Data items:
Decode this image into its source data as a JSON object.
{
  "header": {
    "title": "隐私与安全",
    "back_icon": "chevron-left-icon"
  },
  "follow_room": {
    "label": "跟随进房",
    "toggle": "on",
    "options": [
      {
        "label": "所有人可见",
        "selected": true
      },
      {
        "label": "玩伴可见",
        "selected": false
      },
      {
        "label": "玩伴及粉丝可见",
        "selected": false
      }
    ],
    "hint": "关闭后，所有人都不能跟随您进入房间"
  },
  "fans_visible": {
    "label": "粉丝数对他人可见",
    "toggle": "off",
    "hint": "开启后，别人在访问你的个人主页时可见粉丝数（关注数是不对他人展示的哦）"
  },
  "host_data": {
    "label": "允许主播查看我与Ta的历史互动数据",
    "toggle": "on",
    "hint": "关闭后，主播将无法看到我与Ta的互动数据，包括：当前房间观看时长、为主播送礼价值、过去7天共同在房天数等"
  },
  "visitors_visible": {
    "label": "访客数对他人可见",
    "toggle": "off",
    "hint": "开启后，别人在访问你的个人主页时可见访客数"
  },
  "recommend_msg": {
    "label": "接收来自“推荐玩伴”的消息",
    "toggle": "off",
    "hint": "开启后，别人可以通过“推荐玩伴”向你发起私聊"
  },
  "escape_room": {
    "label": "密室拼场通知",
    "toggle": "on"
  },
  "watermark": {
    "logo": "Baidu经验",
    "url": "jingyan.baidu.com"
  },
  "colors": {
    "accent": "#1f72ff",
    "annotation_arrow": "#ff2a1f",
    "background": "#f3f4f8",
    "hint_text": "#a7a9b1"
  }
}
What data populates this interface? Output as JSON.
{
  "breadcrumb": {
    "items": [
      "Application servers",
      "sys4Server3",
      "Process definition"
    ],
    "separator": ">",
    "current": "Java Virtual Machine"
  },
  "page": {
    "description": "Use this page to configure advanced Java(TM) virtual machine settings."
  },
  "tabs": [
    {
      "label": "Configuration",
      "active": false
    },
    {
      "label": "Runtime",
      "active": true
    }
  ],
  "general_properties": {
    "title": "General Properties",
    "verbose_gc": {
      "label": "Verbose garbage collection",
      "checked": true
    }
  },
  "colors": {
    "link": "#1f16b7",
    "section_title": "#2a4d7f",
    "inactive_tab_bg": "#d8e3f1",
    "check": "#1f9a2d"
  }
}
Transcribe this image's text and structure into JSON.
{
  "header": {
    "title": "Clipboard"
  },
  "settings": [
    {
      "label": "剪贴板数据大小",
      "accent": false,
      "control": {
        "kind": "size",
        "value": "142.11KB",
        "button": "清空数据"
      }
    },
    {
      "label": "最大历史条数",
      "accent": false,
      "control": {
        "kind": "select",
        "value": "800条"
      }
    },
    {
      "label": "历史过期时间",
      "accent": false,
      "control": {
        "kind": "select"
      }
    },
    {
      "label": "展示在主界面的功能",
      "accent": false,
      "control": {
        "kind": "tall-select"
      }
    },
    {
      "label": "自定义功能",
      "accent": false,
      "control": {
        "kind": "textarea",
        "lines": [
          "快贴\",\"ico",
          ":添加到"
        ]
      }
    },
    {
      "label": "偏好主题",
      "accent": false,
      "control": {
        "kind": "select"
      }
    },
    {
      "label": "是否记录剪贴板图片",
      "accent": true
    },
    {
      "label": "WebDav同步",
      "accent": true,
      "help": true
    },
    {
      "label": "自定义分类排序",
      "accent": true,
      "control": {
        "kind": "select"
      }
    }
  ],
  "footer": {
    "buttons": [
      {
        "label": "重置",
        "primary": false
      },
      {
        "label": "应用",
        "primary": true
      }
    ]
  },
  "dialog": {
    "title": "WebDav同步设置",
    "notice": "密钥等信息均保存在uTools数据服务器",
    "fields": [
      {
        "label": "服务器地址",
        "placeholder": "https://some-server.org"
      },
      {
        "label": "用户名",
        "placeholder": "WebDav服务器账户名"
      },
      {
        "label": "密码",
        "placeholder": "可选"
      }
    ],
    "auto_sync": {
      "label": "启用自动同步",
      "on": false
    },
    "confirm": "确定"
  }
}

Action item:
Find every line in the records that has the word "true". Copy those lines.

Your solution:
        "selected": true
      "active": true
      "checked": true
      "accent": true
      "accent": true,
      "help": true
      "accent": true,
        "primary": true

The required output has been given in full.